Technology has been an essential part of the Finnish education system for over two decades now. The early days of computer-based learning were rather underwhelming for the students; many programs and sites were not user-friendly, visually appealing or pedagogically inspiring. Still, we had it better than a large part of the world since most Finnish schools had up-to-date devices, a working internet connection, skillful teachers and a curriculum, which acknowledged the importance of ICT skills.
Finland would not be the educational innovation hub of today without our vibrant and international EdTech community.
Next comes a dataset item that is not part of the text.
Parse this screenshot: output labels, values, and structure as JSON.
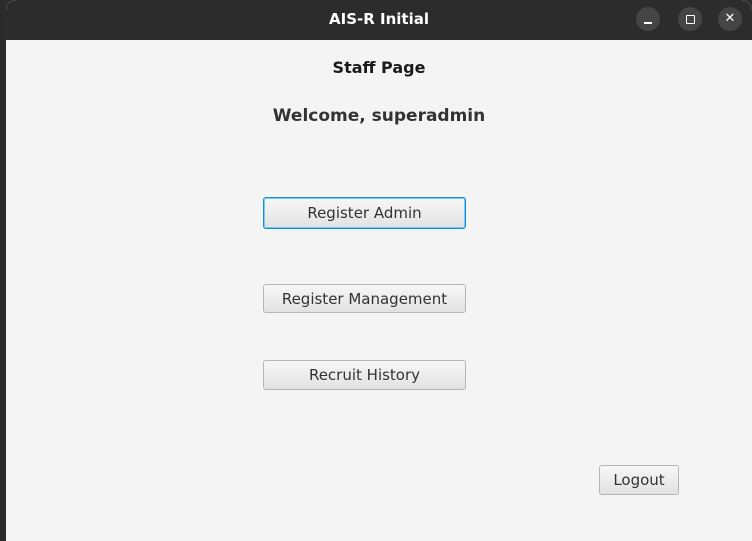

The results speak for themselves – EdTech has been proven to improve the pupils’ engagement and study outcomes, make learning more flexible and customized, as well as teach important skills for the future.
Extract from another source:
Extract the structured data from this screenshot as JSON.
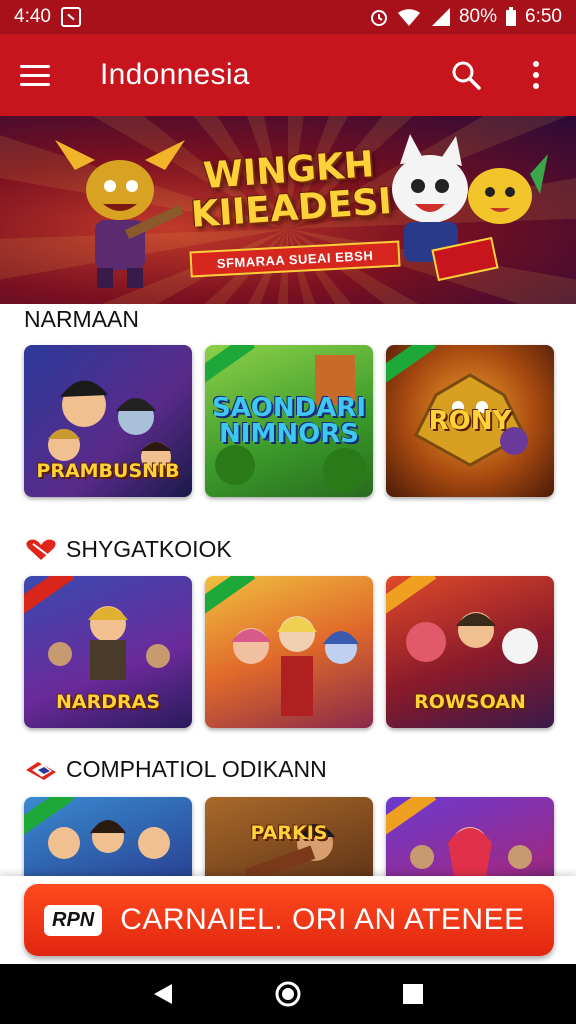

You Don’t Have to Stand Alone
Did you know that Finland is actually one of the best places for an EdTech company, because we have an access to the best talent in the education and technology sectors? Or that the Finnish EdTech ecosystem is based on powerful partnerships, where educators and innovators build meaningful products together?
Since different parties have a role in the development and implementation process, EdTech solutions are multivocal, and contain a ton of personal investment from various experts. Especially when the teachers’ get to participate and influence the end product, they tend to perceive EdTech in a more positive light.
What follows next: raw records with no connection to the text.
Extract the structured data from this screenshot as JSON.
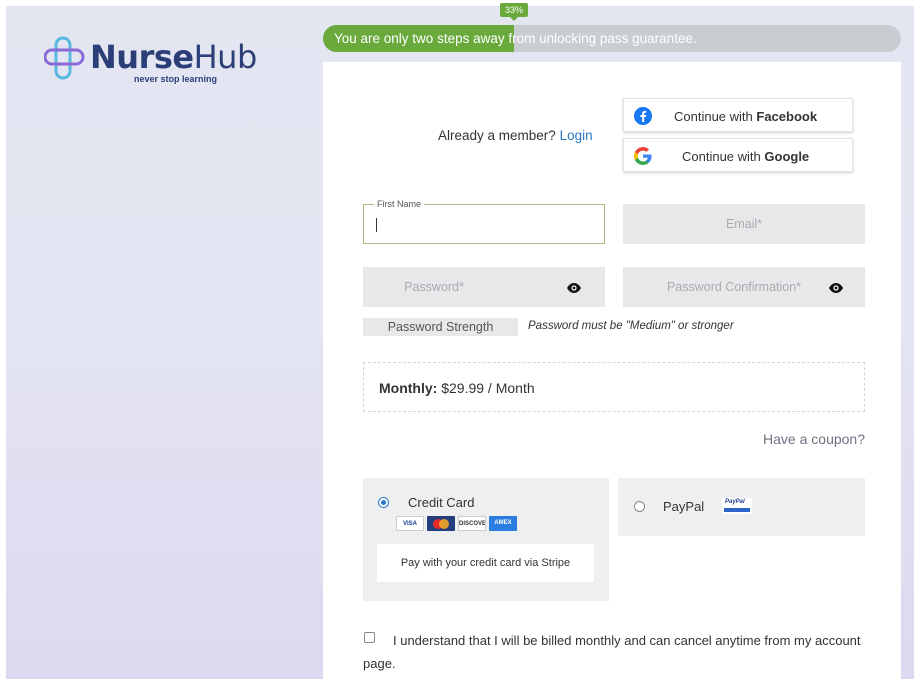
{
  "brand": {
    "name_bold": "Nurse",
    "name_regular": "Hub",
    "tagline": "never stop learning",
    "colors": {
      "primary": "#2c3e77",
      "accent": "#5ab7e0",
      "logo_purple": "#8a6ad6"
    }
  },
  "progress": {
    "percent_label": "33%",
    "fraction": 0.33,
    "message": "You are only two steps away from unlocking pass guarantee.",
    "colors": {
      "fill": "#6aaa3c",
      "track": "#c9ccd0"
    }
  },
  "login": {
    "prompt": "Already a member?",
    "link": "Login"
  },
  "social": {
    "facebook": {
      "prefix": "Continue with ",
      "brand": "Facebook",
      "icon": "facebook-icon"
    },
    "google": {
      "prefix": "Continue with ",
      "brand": "Google",
      "icon": "google-icon"
    }
  },
  "form": {
    "first_name": {
      "label": "First Name",
      "value": ""
    },
    "email": {
      "placeholder": "Email*"
    },
    "password": {
      "placeholder": "Password*",
      "icon": "eye-icon"
    },
    "password_confirmation": {
      "placeholder": "Password Confirmation*",
      "icon": "eye-icon"
    },
    "strength_label": "Password Strength",
    "strength_note": "Password must be \"Medium\" or stronger"
  },
  "plan": {
    "label": "Monthly:",
    "price": "$29.99 / Month"
  },
  "coupon": {
    "link": "Have a coupon?"
  },
  "payment": {
    "credit_card": {
      "label": "Credit Card",
      "selected": true,
      "logos": [
        "VISA",
        "MasterCard",
        "DISCOVER",
        "AMEX"
      ],
      "description": "Pay with your credit card via Stripe"
    },
    "paypal": {
      "label": "PayPal",
      "logo": "PayPal",
      "selected": false
    }
  },
  "terms": {
    "text": "I understand that I will be billed monthly and can cancel anytime from my account page.",
    "checked": false
  }
}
Collaboration is also a great comfort during times of need. Good News from Finland writes about a special case: ” Finnish edtech companies have discovered new opportunities for co-operation and development amidst an increased demand for digital learning solutions due to the coronavirus pandemic”. Since the COVID-19 pandemic has hindered education worldwide, Finnish EdTech companies rose together to the occasion and created initiatives for supporting teachers with an array of free, multi-languaged e-learning tools.
The Future Is All About Engaging the Learner
In addition to making sure students’ acquire basic ICT skills, there are other prominent trends in the current EdTech scene, like teaching future skills with immersing and emerging technologies.
As modern smartphones and other devices are becoming more affordable and readily available, new possibilities have opened up. Case in point, innovations like augmented reality (AR), virtual reality (VR) and artificial intelligence (AI), have become viable learning tools in schools worldwide.
AR gives the user a multi-sensory interactive experience, where real-world elements are mixed with the virtual environment. VR on the other hand, creates a sensory-based simulation space, which can mimic reality or be completely out of this world. Used in right contexts, both can have an important role in enhancing learning engagement and developing hands-on tech skills for example learners can experience tropical forest and the diverse nature in the natural science lesson straight from classroom or solve mathematical problems while playing an exciting room escape-game.
AI is predicted to take up more than half of work tasks in the future, which is why children need to learn how it can be harnessed appropriately. Schools can also use AI to support and optimize teaching; it can monitor students’ progress more efficiently or create personalized learning pathways.
The key pedagogical benefits of these kinds of immersive, advanced technologies are enhanced, personal and democratized learning experiences, increased experimentation possibilities and nurturing active learning by empowering the teachers and students. Today students need to be given a familiarity with VR and AR, because it will be everywhere when they grow up.
Where to Start with EdTech?
The interest in 21st century EdTeach solutions is high in the technology-savvy regions, but also in other markets as well. New technology has been seen as the best solution for education development, but from a pedagogical perspective, it’s more complex than that. Cultural diversity, differences in learning capacity, varying financial positions needs to be taken into consideration when choosing the most suitable EdTech solution. It’s also important to define the level of teachers and students basic computer skills, before any advanced technologies can be brought to lessons.
Since most of the Finnish EdTech products have been co-created in the best education system, they include important teacher training aspects as well. Any software, Learning management system, application or game is not relevant if a teacher can’t use it, doesn’t understand the purpose of it or does not know how to implement it as a part of the lessons. Edtech should support learning by making it more fun, motivating, surprising or easier to grasp. It is also crucial to get teachers involved to the process of planning how to implement new EdTech solutions to the school.
And of course, content is king! Poor learning content, which doesn’t resonate with its intended target audience, won’t survive long in the competitive market. Ultimately EdTech companies must prove that they can create easy-to-use, user-centred programs and quality applications for people of all backgrounds.
So before choosing an EdTech solution think about the purpose of it, involve the people who will be using it to the planning process and then plan how the introduction is done – then it’s all about practice!
Get in contact with us directly if you wish to hear more about the potential of Finnish EdTech or pilot new technological solutions at your school! You can read here how we partnered up with Eduten and MeHackit to bring new e-learning opportunities in Namibian schools.
At the moment, Polar Partners collaborates with more than ten amazing EdTech companies from Finland.
Written by Polar Partners’ Marketing Intern Krista Ojanen